| Exercise directions |
Reproduce, without alteration, every line of the data; exclude the images.

| App and web page records |
=======
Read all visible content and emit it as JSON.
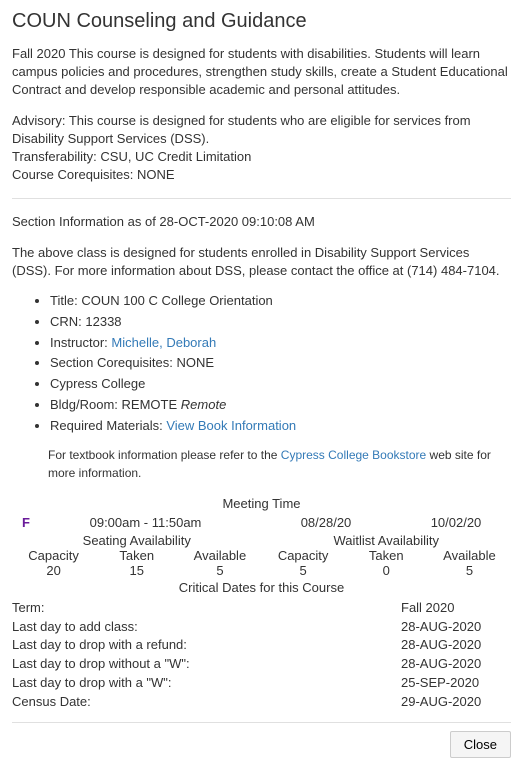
{
  "title": "COUN Counseling and Guidance",
  "description": "Fall 2020 This course is designed for students with disabilities. Students will learn campus policies and procedures, strengthen study skills, create a Student Educational Contract and develop responsible academic and personal attitudes.",
  "advisory": "Advisory: This course is designed for students who are eligible for services from Disability Support Services (DSS).",
  "transferability": "Transferability: CSU, UC Credit Limitation",
  "corequisites_course": "Course Corequisites: NONE",
  "section_info_heading": "Section Information as of 28-OCT-2020 09:10:08 AM",
  "section_note": "The above class is designed for students enrolled in Disability Support Services (DSS). For more information about DSS, please contact the office at (714) 484-7104.",
  "details": {
    "title_label": "Title: ",
    "title_value": "COUN 100 C College Orientation",
    "crn_label": "CRN: ",
    "crn_value": "12338",
    "instructor_label": "Instructor: ",
    "instructor_value": "Michelle, Deborah",
    "section_coreq_label": "Section Corequisites: ",
    "section_coreq_value": "NONE",
    "college": "Cypress College",
    "bldg_label": "Bldg/Room: ",
    "bldg_value": "REMOTE ",
    "bldg_italic": "Remote",
    "materials_label": "Required Materials: ",
    "materials_link": "View Book Information"
  },
  "textbook_note_pre": "For textbook information please refer to the ",
  "textbook_link": "Cypress College Bookstore",
  "textbook_note_post": " web site for more information.",
  "meeting": {
    "heading": "Meeting Time",
    "day_letter": "F",
    "time": "09:00am - 11:50am",
    "start": "08/28/20",
    "end": "10/02/20"
  },
  "availability": {
    "seating_label": "Seating Availability",
    "waitlist_label": "Waitlist Availability",
    "capacity_h": "Capacity",
    "taken_h": "Taken",
    "available_h": "Available",
    "seating": {
      "capacity": "20",
      "taken": "15",
      "available": "5"
    },
    "waitlist": {
      "capacity": "5",
      "taken": "0",
      "available": "5"
    }
  },
  "critical": {
    "heading": "Critical Dates for this Course",
    "rows": [
      {
        "label": "Term:",
        "value": "Fall 2020"
      },
      {
        "label": "Last day to add class:",
        "value": "28-AUG-2020"
      },
      {
        "label": "Last day to drop with a refund:",
        "value": "28-AUG-2020"
      },
      {
        "label": "Last day to drop without a \"W\":",
        "value": "28-AUG-2020"
      },
      {
        "label": "Last day to drop with a \"W\":",
        "value": "25-SEP-2020"
      },
      {
        "label": "Census Date:",
        "value": "29-AUG-2020"
      }
    ]
  },
  "close_label": "Close"
}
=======
| Reply |
Read all visible content and emit it as JSON.
{
  "title": "COUN Counseling and Guidance",
  "description": "Fall 2020 This course is designed for students with disabilities. Students will learn campus policies and procedures, strengthen study skills, create a Student Educational Contract and develop responsible academic and personal attitudes.",
  "advisory": "Advisory: This course is designed for students who are eligible for services from Disability Support Services (DSS).",
  "transferability": "Transferability: CSU, UC Credit Limitation",
  "corequisites_course": "Course Corequisites: NONE",
  "section_info_heading": "Section Information as of 28-OCT-2020 09:10:08 AM",
  "section_note": "The above class is designed for students enrolled in Disability Support Services (DSS). For more information about DSS, please contact the office at (714) 484-7104.",
  "details": {
    "title_label": "Title: ",
    "title_value": "COUN 100 C College Orientation",
    "crn_label": "CRN: ",
    "crn_value": "12338",
    "instructor_label": "Instructor: ",
    "instructor_value": "Michelle, Deborah",
    "section_coreq_label": "Section Corequisites: ",
    "section_coreq_value": "NONE",
    "college": "Cypress College",
    "bldg_label": "Bldg/Room: ",
    "bldg_value": "REMOTE ",
    "bldg_italic": "Remote",
    "materials_label": "Required Materials: ",
    "materials_link": "View Book Information"
  },
  "textbook_note_pre": "For textbook information please refer to the ",
  "textbook_link": "Cypress College Bookstore",
  "textbook_note_post": " web site for more information.",
  "meeting": {
    "heading": "Meeting Time",
    "day_letter": "F",
    "time": "09:00am - 11:50am",
    "start": "08/28/20",
    "end": "10/02/20"
  },
  "availability": {
    "seating_label": "Seating Availability",
    "waitlist_label": "Waitlist Availability",
    "capacity_h": "Capacity",
    "taken_h": "Taken",
    "available_h": "Available",
    "seating": {
      "capacity": "20",
      "taken": "15",
      "available": "5"
    },
    "waitlist": {
      "capacity": "5",
      "taken": "0",
      "available": "5"
    }
  },
  "critical": {
    "heading": "Critical Dates for this Course",
    "rows": [
      {
        "label": "Term:",
        "value": "Fall 2020"
      },
      {
        "label": "Last day to add class:",
        "value": "28-AUG-2020"
      },
      {
        "label": "Last day to drop with a refund:",
        "value": "28-AUG-2020"
      },
      {
        "label": "Last day to drop without a \"W\":",
        "value": "28-AUG-2020"
      },
      {
        "label": "Last day to drop with a \"W\":",
        "value": "25-SEP-2020"
      },
      {
        "label": "Census Date:",
        "value": "29-AUG-2020"
      }
    ]
  },
  "close_label": "Close"
}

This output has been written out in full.